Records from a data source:
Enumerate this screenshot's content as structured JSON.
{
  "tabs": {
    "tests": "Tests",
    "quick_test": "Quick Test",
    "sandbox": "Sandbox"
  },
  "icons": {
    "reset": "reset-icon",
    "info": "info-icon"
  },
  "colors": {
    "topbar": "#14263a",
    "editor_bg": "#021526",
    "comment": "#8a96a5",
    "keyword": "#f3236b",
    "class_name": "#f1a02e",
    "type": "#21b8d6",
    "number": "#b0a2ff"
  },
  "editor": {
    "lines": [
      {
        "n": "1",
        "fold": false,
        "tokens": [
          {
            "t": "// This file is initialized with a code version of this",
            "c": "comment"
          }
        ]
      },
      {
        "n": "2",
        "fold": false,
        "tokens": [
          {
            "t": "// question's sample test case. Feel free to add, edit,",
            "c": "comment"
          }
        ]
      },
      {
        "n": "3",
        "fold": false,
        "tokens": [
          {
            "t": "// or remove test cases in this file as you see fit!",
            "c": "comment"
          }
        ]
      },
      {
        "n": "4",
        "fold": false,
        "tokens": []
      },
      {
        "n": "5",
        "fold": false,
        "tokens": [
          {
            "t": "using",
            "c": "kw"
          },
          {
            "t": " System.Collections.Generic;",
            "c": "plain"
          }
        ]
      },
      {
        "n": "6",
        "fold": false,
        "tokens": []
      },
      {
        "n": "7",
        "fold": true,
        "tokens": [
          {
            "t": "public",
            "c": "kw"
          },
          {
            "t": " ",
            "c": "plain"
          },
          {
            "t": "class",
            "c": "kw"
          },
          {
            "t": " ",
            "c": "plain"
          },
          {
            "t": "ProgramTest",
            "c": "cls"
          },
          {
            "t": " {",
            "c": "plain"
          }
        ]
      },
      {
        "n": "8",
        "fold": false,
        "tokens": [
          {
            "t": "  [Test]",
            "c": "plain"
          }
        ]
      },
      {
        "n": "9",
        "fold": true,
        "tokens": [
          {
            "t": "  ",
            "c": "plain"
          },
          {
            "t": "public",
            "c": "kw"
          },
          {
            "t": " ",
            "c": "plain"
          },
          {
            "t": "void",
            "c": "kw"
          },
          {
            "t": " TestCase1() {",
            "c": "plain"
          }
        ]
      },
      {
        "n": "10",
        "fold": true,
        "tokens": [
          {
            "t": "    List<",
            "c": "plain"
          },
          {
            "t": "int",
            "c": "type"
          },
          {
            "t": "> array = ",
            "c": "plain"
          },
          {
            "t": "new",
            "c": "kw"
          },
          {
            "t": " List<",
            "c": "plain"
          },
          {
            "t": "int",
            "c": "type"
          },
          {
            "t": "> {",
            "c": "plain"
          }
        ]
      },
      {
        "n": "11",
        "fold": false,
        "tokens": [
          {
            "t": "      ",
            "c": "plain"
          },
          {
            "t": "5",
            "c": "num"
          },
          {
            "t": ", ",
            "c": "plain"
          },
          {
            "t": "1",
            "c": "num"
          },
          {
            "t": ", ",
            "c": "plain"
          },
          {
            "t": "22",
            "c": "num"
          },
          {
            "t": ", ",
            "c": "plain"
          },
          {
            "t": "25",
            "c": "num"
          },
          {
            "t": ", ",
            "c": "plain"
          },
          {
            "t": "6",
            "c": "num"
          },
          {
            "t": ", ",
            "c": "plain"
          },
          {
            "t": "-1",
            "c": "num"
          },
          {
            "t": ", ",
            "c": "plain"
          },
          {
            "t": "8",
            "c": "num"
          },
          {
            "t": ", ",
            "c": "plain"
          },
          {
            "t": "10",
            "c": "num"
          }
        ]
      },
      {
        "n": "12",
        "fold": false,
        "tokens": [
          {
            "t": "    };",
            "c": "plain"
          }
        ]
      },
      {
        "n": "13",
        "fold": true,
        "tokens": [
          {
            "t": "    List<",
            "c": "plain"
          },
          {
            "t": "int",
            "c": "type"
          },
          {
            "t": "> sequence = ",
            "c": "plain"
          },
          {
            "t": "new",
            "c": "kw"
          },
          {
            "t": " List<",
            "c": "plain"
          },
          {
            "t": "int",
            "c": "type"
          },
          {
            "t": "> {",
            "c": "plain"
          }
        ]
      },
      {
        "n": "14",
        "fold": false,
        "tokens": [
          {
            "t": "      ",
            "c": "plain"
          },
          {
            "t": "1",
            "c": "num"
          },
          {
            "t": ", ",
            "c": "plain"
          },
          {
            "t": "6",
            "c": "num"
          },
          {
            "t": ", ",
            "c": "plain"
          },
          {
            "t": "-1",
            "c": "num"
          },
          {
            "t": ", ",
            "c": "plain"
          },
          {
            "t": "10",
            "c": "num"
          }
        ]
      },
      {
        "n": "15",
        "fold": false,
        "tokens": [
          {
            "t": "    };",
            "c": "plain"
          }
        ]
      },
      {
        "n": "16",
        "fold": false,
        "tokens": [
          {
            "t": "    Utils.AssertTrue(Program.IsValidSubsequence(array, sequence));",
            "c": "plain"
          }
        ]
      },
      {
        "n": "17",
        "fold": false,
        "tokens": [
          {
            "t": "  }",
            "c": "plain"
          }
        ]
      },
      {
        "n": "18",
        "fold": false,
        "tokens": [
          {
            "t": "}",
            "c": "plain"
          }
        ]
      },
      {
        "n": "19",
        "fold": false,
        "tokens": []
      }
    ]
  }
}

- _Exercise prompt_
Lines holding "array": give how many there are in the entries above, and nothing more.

- _Response area_
2